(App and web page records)
____________
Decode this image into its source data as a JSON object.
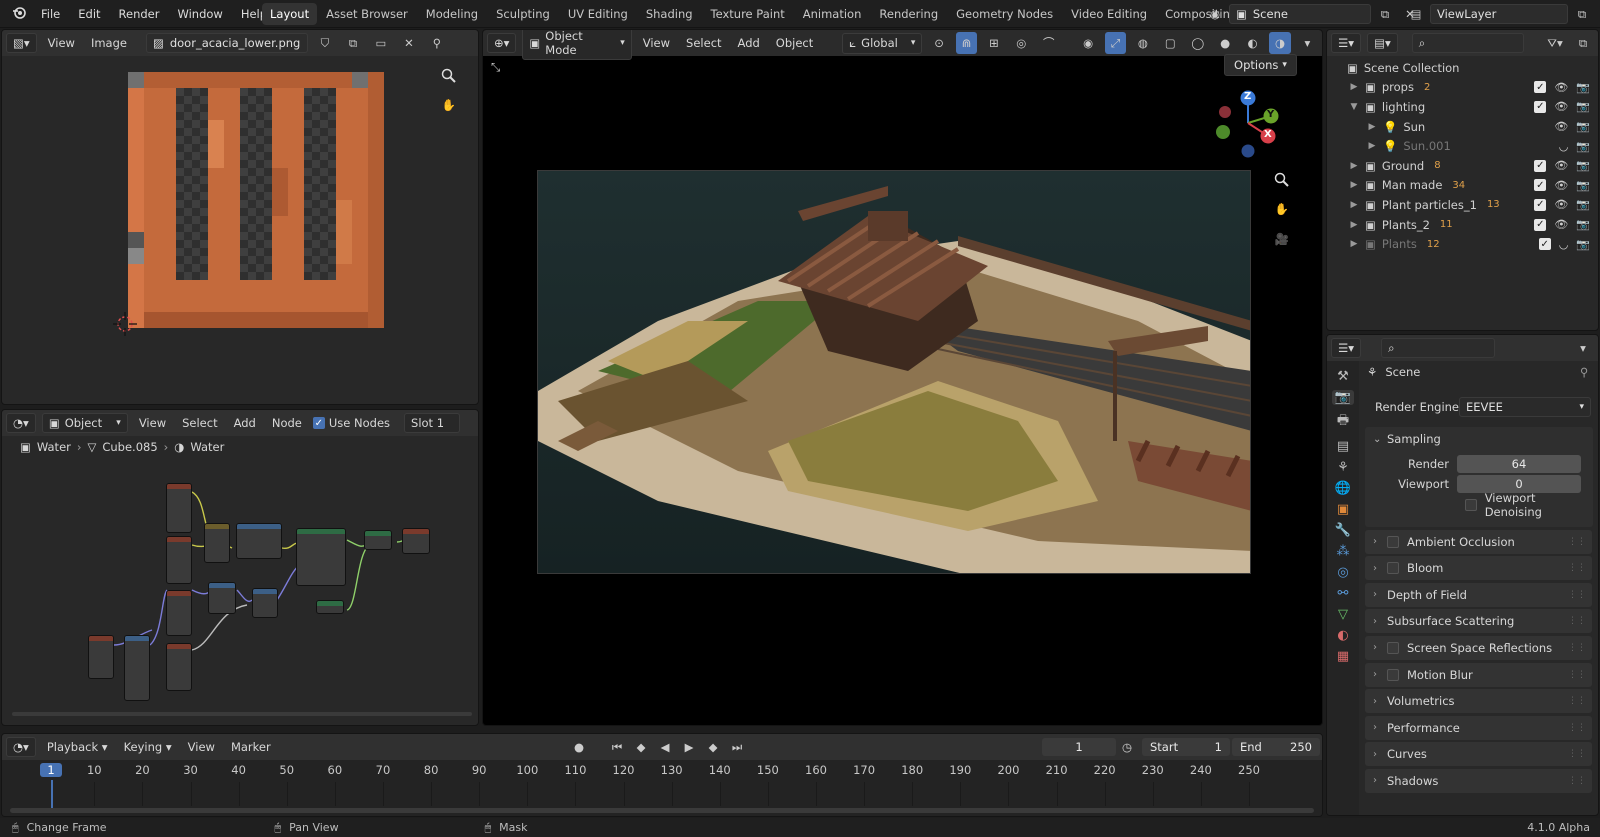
{
  "topbar": {
    "menus": [
      "File",
      "Edit",
      "Render",
      "Window",
      "Help"
    ],
    "workspaces": [
      "Layout",
      "Asset Browser",
      "Modeling",
      "Sculpting",
      "UV Editing",
      "Shading",
      "Texture Paint",
      "Animation",
      "Rendering",
      "Geometry Nodes",
      "Video Editing",
      "Compositin"
    ],
    "active_workspace": "Layout",
    "scene": "Scene",
    "view_layer": "ViewLayer"
  },
  "image_editor": {
    "menus": [
      "View",
      "Image"
    ],
    "image_name": "door_acacia_lower.png"
  },
  "viewport": {
    "mode": "Object Mode",
    "menus": [
      "View",
      "Select",
      "Add",
      "Object"
    ],
    "orientation": "Global",
    "options_label": "Options",
    "gizmo": {
      "z": "Z",
      "y": "Y",
      "x": "X"
    }
  },
  "node_editor": {
    "type": "Object",
    "menus": [
      "View",
      "Select",
      "Add",
      "Node"
    ],
    "use_nodes_label": "Use Nodes",
    "slot": "Slot 1",
    "breadcrumb": [
      "Water",
      "Cube.085",
      "Water"
    ]
  },
  "outliner": {
    "root": "Scene Collection",
    "items": [
      {
        "label": "props",
        "count": "2",
        "level": 1,
        "open": false,
        "dim": false
      },
      {
        "label": "lighting",
        "count": "",
        "level": 1,
        "open": true,
        "dim": false
      },
      {
        "label": "Sun",
        "count": "",
        "level": 2,
        "open": false,
        "dim": false
      },
      {
        "label": "Sun.001",
        "count": "",
        "level": 2,
        "open": false,
        "dim": true
      },
      {
        "label": "Ground",
        "count": "8",
        "level": 1,
        "open": false,
        "dim": false
      },
      {
        "label": "Man made",
        "count": "34",
        "level": 1,
        "open": false,
        "dim": false
      },
      {
        "label": "Plant particles_1",
        "count": "13",
        "level": 1,
        "open": false,
        "dim": false
      },
      {
        "label": "Plants_2",
        "count": "11",
        "level": 1,
        "open": false,
        "dim": false
      },
      {
        "label": "Plants",
        "count": "12",
        "level": 1,
        "open": false,
        "dim": true
      }
    ]
  },
  "properties": {
    "context": "Scene",
    "render_engine_label": "Render Engine",
    "render_engine": "EEVEE",
    "sampling": {
      "title": "Sampling",
      "render_label": "Render",
      "render": "64",
      "viewport_label": "Viewport",
      "viewport": "0",
      "denoise_label": "Viewport Denoising"
    },
    "sections": [
      "Ambient Occlusion",
      "Bloom",
      "Depth of Field",
      "Subsurface Scattering",
      "Screen Space Reflections",
      "Motion Blur",
      "Volumetrics",
      "Performance",
      "Curves",
      "Shadows"
    ],
    "sections_with_checkbox": [
      "Ambient Occlusion",
      "Bloom",
      "Screen Space Reflections",
      "Motion Blur"
    ]
  },
  "timeline": {
    "menus": [
      "Playback",
      "Keying",
      "View",
      "Marker"
    ],
    "current_frame": "1",
    "start_label": "Start",
    "start": "1",
    "end_label": "End",
    "end": "250",
    "ticks": [
      "1",
      "10",
      "20",
      "30",
      "40",
      "50",
      "60",
      "70",
      "80",
      "90",
      "100",
      "110",
      "120",
      "130",
      "140",
      "150",
      "160",
      "170",
      "180",
      "190",
      "200",
      "210",
      "220",
      "230",
      "240",
      "250"
    ]
  },
  "statusbar": {
    "items": [
      "Change Frame",
      "Pan View",
      "Mask"
    ],
    "version": "4.1.0 Alpha"
  },
  "colors": {
    "accent": "#4772b3",
    "bg": "#1d1d1d",
    "panel": "#282828"
  }
}
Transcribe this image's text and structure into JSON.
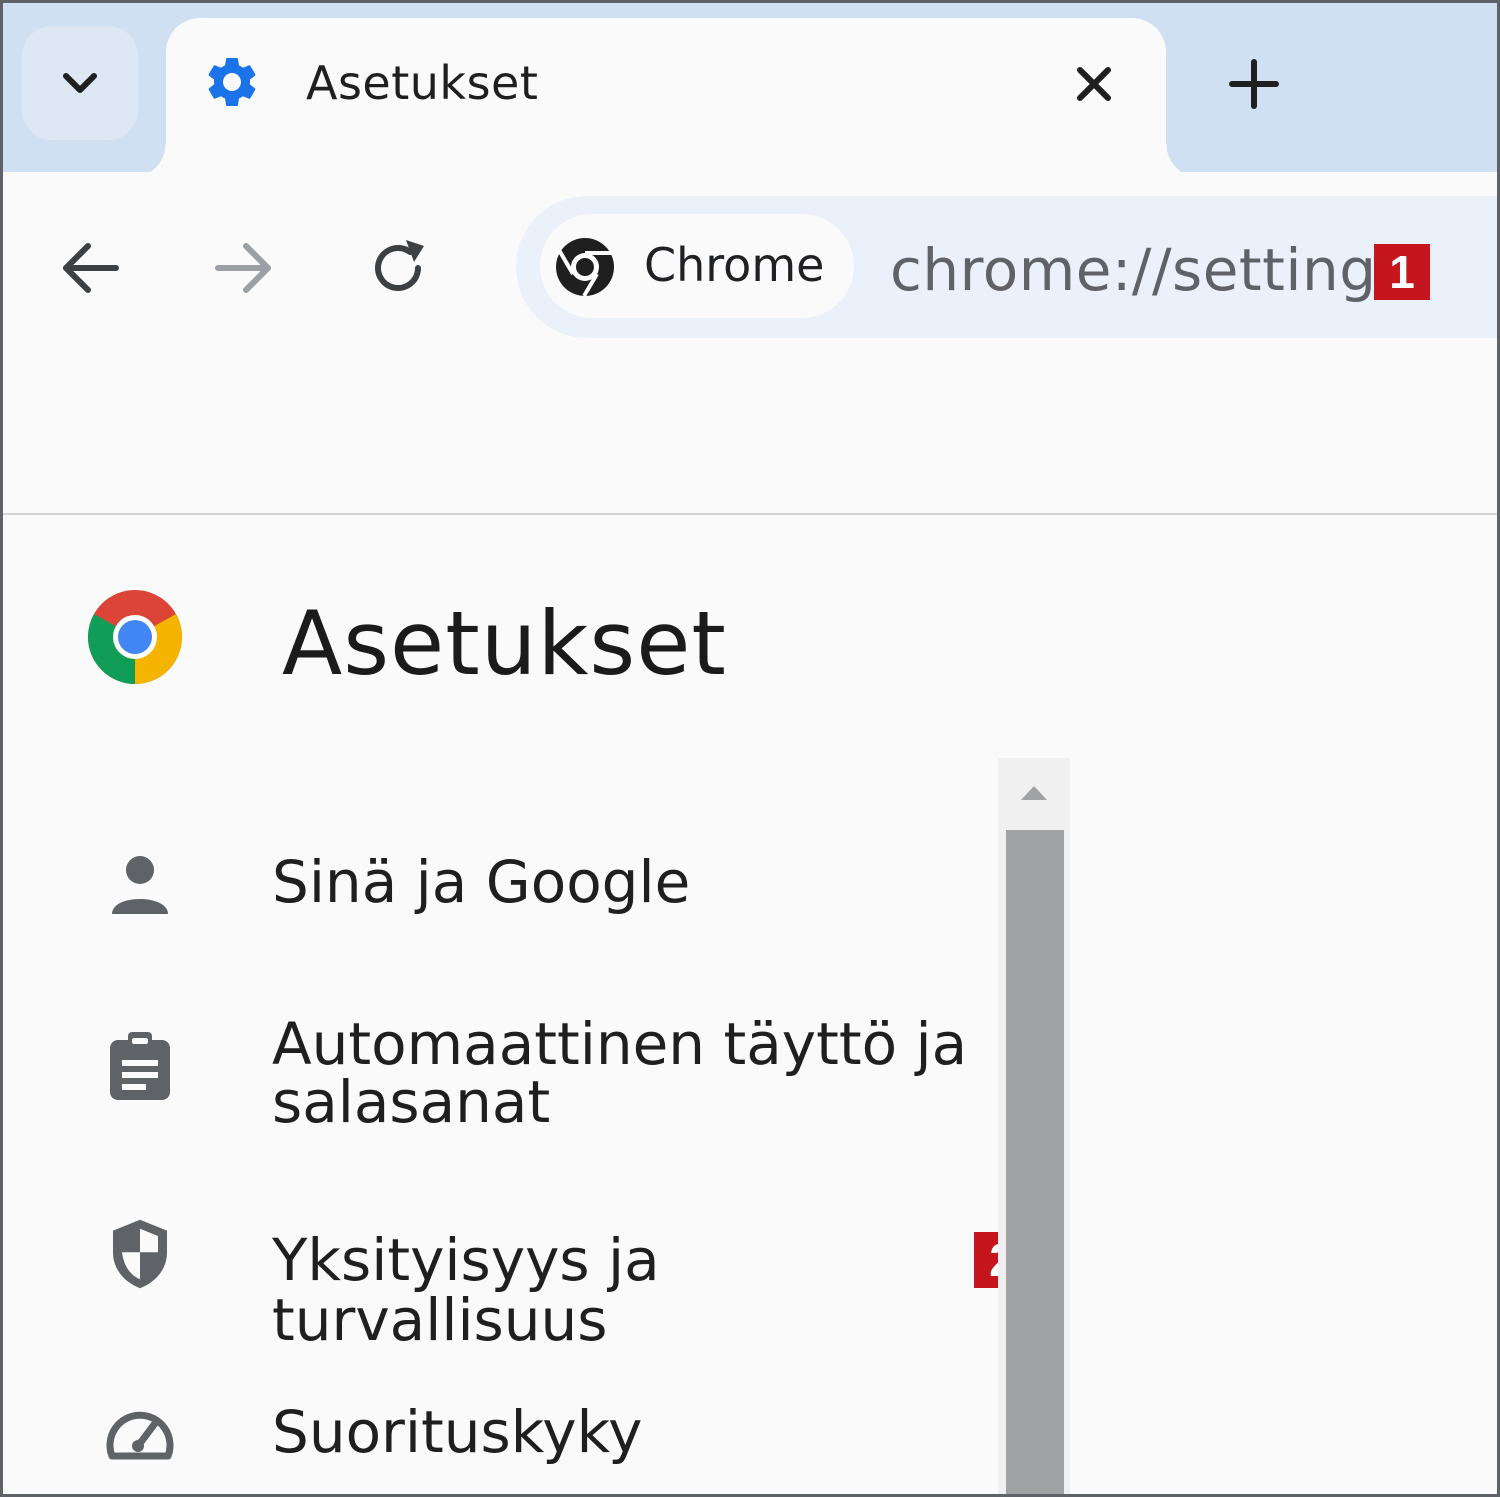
{
  "tab": {
    "title": "Asetukset",
    "icon": "gear-icon",
    "icon_color": "#1a73e8"
  },
  "toolbar": {
    "chip_label": "Chrome",
    "url": "chrome://settings",
    "url_marker": "1"
  },
  "header": {
    "title": "Asetukset"
  },
  "sidebar": {
    "items": [
      {
        "label": "Sinä ja Google",
        "icon": "person-icon"
      },
      {
        "label_line1": "Automaattinen täyttö ja",
        "label_line2": "salasanat",
        "icon": "clipboard-icon"
      },
      {
        "label": "Yksityisyys ja turvallisuus",
        "icon": "shield-icon",
        "marker": "2"
      },
      {
        "label": "Suorituskyky",
        "icon": "speedometer-icon"
      }
    ]
  },
  "colors": {
    "tabstrip": "#cfe0f3",
    "omnibox": "#eaf1fb",
    "marker": "#c4161c",
    "scroll_thumb": "#a0a2a3"
  }
}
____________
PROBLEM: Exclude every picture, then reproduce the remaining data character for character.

ANSWER SECTION:
Decode this image into its source data as a JSON object.
{
  "topbar": {
    "menus": [
      "File",
      "Edit",
      "Render",
      "Window",
      "Help"
    ],
    "workspaces": [
      "Layout",
      "Asset Browser",
      "Modeling",
      "Sculpting",
      "UV Editing",
      "Shading",
      "Texture Paint",
      "Animation",
      "Rendering",
      "Geometry Nodes",
      "Video Editing",
      "Compositin"
    ],
    "active_workspace": "Layout",
    "scene": "Scene",
    "view_layer": "ViewLayer"
  },
  "image_editor": {
    "menus": [
      "View",
      "Image"
    ],
    "image_name": "door_acacia_lower.png"
  },
  "viewport": {
    "mode": "Object Mode",
    "menus": [
      "View",
      "Select",
      "Add",
      "Object"
    ],
    "orientation": "Global",
    "options_label": "Options",
    "gizmo": {
      "z": "Z",
      "y": "Y",
      "x": "X"
    }
  },
  "node_editor": {
    "type": "Object",
    "menus": [
      "View",
      "Select",
      "Add",
      "Node"
    ],
    "use_nodes_label": "Use Nodes",
    "slot": "Slot 1",
    "breadcrumb": [
      "Water",
      "Cube.085",
      "Water"
    ]
  },
  "outliner": {
    "root": "Scene Collection",
    "items": [
      {
        "label": "props",
        "count": "2",
        "level": 1,
        "open": false,
        "dim": false
      },
      {
        "label": "lighting",
        "count": "",
        "level": 1,
        "open": true,
        "dim": false
      },
      {
        "label": "Sun",
        "count": "",
        "level": 2,
        "open": false,
        "dim": false
      },
      {
        "label": "Sun.001",
        "count": "",
        "level": 2,
        "open": false,
        "dim": true
      },
      {
        "label": "Ground",
        "count": "8",
        "level": 1,
        "open": false,
        "dim": false
      },
      {
        "label": "Man made",
        "count": "34",
        "level": 1,
        "open": false,
        "dim": false
      },
      {
        "label": "Plant particles_1",
        "count": "13",
        "level": 1,
        "open": false,
        "dim": false
      },
      {
        "label": "Plants_2",
        "count": "11",
        "level": 1,
        "open": false,
        "dim": false
      },
      {
        "label": "Plants",
        "count": "12",
        "level": 1,
        "open": false,
        "dim": true
      }
    ]
  },
  "properties": {
    "context": "Scene",
    "render_engine_label": "Render Engine",
    "render_engine": "EEVEE",
    "sampling": {
      "title": "Sampling",
      "render_label": "Render",
      "render": "64",
      "viewport_label": "Viewport",
      "viewport": "0",
      "denoise_label": "Viewport Denoising"
    },
    "sections": [
      "Ambient Occlusion",
      "Bloom",
      "Depth of Field",
      "Subsurface Scattering",
      "Screen Space Reflections",
      "Motion Blur",
      "Volumetrics",
      "Performance",
      "Curves",
      "Shadows"
    ],
    "sections_with_checkbox": [
      "Ambient Occlusion",
      "Bloom",
      "Screen Space Reflections",
      "Motion Blur"
    ]
  },
  "timeline": {
    "menus": [
      "Playback",
      "Keying",
      "View",
      "Marker"
    ],
    "current_frame": "1",
    "start_label": "Start",
    "start": "1",
    "end_label": "End",
    "end": "250",
    "ticks": [
      "1",
      "10",
      "20",
      "30",
      "40",
      "50",
      "60",
      "70",
      "80",
      "90",
      "100",
      "110",
      "120",
      "130",
      "140",
      "150",
      "160",
      "170",
      "180",
      "190",
      "200",
      "210",
      "220",
      "230",
      "240",
      "250"
    ]
  },
  "statusbar": {
    "items": [
      "Change Frame",
      "Pan View",
      "Mask"
    ],
    "version": "4.1.0 Alpha"
  },
  "colors": {
    "accent": "#4772b3",
    "bg": "#1d1d1d",
    "panel": "#282828"
  }
}
Transcribe this image's text and structure into JSON.
{
  "tab": {
    "title": "Asetukset",
    "icon": "gear-icon",
    "icon_color": "#1a73e8"
  },
  "toolbar": {
    "chip_label": "Chrome",
    "url": "chrome://settings",
    "url_marker": "1"
  },
  "header": {
    "title": "Asetukset"
  },
  "sidebar": {
    "items": [
      {
        "label": "Sinä ja Google",
        "icon": "person-icon"
      },
      {
        "label_line1": "Automaattinen täyttö ja",
        "label_line2": "salasanat",
        "icon": "clipboard-icon"
      },
      {
        "label": "Yksityisyys ja turvallisuus",
        "icon": "shield-icon",
        "marker": "2"
      },
      {
        "label": "Suorituskyky",
        "icon": "speedometer-icon"
      }
    ]
  },
  "colors": {
    "tabstrip": "#cfe0f3",
    "omnibox": "#eaf1fb",
    "marker": "#c4161c",
    "scroll_thumb": "#a0a2a3"
  }
}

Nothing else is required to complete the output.